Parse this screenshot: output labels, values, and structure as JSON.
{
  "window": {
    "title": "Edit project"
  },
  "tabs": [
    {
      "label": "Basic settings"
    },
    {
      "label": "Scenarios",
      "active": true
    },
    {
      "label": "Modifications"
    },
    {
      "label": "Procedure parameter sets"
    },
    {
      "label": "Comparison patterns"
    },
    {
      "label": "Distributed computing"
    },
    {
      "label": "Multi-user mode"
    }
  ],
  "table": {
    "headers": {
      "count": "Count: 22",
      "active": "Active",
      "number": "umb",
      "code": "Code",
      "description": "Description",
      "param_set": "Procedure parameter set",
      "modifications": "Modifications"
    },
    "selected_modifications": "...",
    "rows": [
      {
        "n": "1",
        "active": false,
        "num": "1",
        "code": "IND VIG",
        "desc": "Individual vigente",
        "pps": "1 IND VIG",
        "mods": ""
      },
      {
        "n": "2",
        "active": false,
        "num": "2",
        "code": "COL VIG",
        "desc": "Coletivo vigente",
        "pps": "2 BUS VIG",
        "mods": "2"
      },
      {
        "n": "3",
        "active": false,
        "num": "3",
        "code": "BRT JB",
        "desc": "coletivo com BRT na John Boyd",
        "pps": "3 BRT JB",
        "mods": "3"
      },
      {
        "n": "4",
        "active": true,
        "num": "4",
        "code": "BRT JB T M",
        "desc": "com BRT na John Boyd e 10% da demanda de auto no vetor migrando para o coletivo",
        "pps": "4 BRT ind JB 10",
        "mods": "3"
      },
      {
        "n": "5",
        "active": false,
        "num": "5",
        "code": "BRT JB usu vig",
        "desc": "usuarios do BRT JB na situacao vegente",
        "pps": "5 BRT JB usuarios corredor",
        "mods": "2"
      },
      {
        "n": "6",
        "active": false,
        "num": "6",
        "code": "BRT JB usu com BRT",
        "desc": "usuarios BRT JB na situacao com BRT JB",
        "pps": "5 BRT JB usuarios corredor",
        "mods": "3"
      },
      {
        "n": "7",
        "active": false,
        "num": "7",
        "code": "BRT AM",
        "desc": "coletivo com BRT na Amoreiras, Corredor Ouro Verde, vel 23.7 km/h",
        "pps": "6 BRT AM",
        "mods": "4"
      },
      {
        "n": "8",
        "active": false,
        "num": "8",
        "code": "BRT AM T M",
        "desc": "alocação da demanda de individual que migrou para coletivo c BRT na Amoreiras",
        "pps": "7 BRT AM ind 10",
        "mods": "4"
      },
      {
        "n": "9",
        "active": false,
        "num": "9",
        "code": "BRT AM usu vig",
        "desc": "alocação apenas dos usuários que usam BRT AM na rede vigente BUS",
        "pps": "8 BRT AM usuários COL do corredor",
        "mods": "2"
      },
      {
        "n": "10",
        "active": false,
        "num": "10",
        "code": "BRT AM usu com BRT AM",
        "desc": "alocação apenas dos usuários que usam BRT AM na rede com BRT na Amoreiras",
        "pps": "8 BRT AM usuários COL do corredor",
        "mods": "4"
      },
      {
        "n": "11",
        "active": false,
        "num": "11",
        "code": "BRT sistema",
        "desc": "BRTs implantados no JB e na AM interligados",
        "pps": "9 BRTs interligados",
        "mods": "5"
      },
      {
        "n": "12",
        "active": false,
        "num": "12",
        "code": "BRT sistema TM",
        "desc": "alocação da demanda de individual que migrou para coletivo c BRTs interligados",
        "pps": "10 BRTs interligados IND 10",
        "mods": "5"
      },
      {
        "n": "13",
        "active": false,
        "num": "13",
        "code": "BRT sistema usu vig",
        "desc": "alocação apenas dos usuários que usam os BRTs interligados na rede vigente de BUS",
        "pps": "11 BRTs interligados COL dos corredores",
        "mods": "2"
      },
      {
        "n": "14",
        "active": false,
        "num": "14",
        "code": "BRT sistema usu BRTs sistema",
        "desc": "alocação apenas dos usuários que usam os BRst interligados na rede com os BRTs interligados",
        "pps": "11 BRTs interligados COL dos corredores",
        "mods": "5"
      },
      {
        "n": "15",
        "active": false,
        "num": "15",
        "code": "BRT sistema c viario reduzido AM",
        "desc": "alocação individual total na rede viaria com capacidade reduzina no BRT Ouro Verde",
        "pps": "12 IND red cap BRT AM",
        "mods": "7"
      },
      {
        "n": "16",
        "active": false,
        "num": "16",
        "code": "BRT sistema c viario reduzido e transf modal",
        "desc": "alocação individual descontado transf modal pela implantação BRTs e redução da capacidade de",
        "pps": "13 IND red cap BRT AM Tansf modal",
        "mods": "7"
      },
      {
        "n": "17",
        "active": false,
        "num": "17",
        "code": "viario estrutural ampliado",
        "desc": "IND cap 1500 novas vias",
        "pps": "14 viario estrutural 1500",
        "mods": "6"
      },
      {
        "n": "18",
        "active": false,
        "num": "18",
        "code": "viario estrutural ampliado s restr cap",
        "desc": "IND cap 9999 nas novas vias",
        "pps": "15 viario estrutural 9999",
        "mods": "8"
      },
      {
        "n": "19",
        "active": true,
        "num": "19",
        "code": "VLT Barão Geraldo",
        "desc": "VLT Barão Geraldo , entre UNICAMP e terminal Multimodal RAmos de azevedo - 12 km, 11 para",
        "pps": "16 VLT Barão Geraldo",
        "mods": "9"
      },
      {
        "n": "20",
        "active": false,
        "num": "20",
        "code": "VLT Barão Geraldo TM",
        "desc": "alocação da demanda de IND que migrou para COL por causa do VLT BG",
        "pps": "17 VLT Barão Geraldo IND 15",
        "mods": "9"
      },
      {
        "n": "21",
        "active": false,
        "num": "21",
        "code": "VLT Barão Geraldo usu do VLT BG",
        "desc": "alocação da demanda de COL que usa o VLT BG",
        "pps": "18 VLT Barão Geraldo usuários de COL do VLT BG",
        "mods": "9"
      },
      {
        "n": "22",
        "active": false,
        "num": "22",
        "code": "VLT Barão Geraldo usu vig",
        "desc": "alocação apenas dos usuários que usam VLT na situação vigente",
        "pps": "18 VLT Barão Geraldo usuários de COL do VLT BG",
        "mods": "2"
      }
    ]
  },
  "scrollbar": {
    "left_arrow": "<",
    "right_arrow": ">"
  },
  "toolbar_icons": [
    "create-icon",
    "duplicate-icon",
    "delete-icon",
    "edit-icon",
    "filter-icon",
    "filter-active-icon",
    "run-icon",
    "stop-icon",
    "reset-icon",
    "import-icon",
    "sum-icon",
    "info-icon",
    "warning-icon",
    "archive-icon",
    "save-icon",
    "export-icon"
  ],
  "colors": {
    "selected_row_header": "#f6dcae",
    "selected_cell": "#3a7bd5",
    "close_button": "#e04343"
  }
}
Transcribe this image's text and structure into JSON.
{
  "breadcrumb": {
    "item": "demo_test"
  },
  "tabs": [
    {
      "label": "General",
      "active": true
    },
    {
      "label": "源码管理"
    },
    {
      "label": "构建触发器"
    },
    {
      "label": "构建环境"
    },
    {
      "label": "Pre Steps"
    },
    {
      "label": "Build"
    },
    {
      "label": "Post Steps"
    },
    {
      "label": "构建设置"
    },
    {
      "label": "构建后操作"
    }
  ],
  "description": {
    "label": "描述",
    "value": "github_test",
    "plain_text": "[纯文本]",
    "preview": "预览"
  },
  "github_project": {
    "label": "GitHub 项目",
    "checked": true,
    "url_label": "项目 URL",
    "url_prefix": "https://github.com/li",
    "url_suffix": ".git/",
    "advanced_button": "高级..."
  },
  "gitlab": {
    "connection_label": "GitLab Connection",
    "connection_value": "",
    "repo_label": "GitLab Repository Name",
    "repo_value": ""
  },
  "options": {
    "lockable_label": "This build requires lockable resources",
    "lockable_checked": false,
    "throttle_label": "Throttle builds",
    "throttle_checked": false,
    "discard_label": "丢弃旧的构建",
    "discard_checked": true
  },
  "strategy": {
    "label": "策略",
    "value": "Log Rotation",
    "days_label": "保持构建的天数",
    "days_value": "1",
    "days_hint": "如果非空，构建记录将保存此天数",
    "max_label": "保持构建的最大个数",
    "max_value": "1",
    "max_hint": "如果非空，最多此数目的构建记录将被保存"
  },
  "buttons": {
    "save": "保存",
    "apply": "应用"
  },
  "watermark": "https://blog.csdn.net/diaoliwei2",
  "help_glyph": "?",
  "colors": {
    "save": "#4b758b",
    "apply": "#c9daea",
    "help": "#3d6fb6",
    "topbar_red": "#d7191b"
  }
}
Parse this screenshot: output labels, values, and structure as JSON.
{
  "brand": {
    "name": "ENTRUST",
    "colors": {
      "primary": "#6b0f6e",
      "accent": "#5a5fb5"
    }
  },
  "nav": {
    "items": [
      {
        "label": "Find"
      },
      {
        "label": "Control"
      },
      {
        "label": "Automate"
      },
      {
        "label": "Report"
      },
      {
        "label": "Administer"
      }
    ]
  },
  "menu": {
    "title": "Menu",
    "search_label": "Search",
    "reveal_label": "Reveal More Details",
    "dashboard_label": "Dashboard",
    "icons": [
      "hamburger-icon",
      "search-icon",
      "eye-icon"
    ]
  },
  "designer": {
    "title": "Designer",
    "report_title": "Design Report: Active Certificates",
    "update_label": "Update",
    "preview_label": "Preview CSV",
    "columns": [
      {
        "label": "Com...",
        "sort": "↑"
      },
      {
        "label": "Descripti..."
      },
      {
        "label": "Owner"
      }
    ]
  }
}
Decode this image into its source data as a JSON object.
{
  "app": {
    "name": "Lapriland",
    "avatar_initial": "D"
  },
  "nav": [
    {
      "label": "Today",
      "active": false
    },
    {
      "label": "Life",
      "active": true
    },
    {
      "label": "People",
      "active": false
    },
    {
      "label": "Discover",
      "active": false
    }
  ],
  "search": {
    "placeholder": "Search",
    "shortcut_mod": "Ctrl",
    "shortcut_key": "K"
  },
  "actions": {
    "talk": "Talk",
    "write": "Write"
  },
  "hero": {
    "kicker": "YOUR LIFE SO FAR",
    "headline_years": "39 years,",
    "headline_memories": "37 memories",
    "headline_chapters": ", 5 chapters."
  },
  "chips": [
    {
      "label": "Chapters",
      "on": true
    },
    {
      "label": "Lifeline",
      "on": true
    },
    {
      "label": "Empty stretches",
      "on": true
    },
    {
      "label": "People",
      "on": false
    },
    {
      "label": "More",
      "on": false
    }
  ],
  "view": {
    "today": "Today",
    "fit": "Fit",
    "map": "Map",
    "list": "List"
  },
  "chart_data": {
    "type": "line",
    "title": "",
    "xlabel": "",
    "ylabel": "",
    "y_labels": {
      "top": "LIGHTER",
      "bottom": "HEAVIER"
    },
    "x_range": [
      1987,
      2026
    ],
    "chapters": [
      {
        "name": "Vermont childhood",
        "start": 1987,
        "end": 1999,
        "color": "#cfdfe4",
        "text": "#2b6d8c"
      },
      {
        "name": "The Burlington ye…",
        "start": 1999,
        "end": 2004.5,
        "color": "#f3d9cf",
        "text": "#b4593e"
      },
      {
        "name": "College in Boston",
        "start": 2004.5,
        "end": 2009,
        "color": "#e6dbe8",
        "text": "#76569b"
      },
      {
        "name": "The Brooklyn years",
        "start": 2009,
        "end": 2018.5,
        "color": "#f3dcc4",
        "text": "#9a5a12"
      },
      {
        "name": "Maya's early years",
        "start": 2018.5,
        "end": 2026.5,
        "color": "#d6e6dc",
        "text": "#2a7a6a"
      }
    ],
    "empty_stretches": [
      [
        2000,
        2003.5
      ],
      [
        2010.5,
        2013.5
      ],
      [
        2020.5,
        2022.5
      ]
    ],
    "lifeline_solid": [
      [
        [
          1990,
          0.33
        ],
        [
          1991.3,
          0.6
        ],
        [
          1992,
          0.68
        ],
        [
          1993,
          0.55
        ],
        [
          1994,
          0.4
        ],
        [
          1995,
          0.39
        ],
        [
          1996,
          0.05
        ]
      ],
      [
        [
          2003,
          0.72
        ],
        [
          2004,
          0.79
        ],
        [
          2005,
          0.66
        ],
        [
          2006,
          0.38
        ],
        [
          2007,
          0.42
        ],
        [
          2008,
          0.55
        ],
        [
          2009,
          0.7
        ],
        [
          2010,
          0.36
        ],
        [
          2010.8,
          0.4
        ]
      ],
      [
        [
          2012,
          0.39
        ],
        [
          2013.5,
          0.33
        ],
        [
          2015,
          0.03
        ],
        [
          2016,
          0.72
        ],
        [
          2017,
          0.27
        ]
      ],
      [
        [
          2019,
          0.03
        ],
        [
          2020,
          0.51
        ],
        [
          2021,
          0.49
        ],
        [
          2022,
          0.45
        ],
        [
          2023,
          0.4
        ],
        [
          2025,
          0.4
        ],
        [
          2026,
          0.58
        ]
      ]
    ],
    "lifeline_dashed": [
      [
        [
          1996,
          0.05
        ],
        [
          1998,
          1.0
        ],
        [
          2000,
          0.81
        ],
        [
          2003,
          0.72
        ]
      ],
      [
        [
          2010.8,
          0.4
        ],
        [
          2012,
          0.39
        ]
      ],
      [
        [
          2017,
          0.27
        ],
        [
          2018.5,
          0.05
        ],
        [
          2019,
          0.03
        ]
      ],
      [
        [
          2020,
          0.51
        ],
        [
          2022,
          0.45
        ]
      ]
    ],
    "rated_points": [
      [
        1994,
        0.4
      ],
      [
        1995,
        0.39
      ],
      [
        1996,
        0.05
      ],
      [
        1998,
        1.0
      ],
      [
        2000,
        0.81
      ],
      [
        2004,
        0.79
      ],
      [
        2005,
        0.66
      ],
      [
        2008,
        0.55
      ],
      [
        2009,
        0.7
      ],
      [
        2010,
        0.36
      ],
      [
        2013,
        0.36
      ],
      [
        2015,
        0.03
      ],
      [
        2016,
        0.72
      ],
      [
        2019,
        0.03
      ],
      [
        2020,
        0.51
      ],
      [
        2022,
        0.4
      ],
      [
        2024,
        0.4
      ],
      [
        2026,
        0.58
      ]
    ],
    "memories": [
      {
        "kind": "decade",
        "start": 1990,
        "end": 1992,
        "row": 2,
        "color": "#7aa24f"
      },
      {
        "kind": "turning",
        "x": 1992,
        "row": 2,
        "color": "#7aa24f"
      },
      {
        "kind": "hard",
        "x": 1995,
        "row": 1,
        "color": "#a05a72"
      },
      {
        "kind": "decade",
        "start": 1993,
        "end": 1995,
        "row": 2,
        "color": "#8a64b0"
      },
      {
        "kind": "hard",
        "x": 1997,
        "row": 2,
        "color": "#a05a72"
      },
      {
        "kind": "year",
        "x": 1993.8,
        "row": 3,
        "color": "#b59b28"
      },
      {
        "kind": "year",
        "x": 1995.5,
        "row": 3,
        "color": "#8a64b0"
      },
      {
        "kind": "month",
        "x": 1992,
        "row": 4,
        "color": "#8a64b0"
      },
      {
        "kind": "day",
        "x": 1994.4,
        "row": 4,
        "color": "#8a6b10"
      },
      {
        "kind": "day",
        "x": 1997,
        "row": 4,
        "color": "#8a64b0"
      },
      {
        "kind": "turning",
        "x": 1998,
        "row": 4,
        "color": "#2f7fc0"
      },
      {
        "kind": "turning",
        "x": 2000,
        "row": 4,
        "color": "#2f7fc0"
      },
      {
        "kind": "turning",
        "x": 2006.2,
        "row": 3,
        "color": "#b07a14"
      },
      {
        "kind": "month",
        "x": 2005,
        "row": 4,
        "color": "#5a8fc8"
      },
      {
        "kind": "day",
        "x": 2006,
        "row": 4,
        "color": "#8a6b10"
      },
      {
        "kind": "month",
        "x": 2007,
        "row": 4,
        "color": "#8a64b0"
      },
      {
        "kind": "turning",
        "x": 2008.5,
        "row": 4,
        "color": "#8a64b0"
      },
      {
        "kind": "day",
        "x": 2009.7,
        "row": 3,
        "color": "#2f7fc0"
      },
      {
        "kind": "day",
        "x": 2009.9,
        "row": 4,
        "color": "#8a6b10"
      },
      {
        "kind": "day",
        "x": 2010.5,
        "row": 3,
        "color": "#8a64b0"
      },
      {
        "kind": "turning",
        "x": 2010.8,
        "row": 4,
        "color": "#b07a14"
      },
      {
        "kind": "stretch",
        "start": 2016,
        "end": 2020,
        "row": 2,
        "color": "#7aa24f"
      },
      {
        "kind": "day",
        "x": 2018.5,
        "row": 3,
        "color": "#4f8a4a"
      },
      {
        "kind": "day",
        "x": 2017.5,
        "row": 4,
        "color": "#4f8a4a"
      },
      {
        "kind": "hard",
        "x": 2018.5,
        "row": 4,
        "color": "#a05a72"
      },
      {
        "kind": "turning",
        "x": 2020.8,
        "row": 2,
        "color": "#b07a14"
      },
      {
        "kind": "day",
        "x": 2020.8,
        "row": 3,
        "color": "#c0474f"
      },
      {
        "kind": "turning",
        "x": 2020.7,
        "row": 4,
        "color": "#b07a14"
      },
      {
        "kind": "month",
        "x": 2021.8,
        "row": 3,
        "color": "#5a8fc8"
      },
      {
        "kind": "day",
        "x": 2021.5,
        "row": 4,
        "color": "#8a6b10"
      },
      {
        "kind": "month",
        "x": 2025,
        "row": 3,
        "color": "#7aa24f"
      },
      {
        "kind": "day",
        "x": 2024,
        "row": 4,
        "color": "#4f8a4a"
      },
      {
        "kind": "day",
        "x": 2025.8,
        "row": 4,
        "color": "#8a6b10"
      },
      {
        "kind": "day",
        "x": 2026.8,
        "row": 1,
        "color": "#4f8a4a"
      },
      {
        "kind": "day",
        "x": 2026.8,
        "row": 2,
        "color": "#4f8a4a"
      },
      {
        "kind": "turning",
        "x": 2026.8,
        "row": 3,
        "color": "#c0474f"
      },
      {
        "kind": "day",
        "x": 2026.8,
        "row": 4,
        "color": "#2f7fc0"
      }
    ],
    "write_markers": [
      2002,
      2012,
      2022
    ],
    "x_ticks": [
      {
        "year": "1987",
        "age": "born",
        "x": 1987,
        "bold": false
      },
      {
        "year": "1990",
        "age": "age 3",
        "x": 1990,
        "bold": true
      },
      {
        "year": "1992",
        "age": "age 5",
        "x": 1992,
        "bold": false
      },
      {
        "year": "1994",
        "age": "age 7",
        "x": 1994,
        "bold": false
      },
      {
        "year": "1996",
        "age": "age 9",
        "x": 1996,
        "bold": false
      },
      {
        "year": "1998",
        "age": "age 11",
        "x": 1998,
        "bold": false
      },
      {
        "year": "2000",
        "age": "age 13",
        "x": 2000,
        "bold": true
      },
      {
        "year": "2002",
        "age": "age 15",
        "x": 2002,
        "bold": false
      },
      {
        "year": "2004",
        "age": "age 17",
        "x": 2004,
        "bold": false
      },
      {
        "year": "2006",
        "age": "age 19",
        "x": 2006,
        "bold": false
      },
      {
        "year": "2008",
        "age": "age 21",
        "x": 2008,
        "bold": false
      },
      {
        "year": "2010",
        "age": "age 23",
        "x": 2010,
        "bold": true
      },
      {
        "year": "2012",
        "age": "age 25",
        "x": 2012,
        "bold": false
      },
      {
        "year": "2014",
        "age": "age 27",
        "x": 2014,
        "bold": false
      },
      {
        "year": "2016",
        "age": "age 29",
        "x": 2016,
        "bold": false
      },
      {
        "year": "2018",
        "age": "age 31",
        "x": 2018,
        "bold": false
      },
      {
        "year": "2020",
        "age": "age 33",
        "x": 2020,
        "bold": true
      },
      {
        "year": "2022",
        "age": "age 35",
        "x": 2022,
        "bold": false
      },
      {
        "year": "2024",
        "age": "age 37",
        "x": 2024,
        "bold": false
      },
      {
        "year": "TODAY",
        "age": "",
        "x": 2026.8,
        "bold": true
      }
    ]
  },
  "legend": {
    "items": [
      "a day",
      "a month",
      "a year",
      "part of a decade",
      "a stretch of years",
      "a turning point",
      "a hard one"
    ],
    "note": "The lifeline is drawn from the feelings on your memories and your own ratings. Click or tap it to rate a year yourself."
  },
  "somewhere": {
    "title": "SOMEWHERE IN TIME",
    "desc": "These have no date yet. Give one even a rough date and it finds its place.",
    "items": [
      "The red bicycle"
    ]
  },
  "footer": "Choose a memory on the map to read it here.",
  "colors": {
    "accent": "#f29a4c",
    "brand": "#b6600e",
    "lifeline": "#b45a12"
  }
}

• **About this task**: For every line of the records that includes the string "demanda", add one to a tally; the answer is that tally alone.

• **Solution to the problem**: 5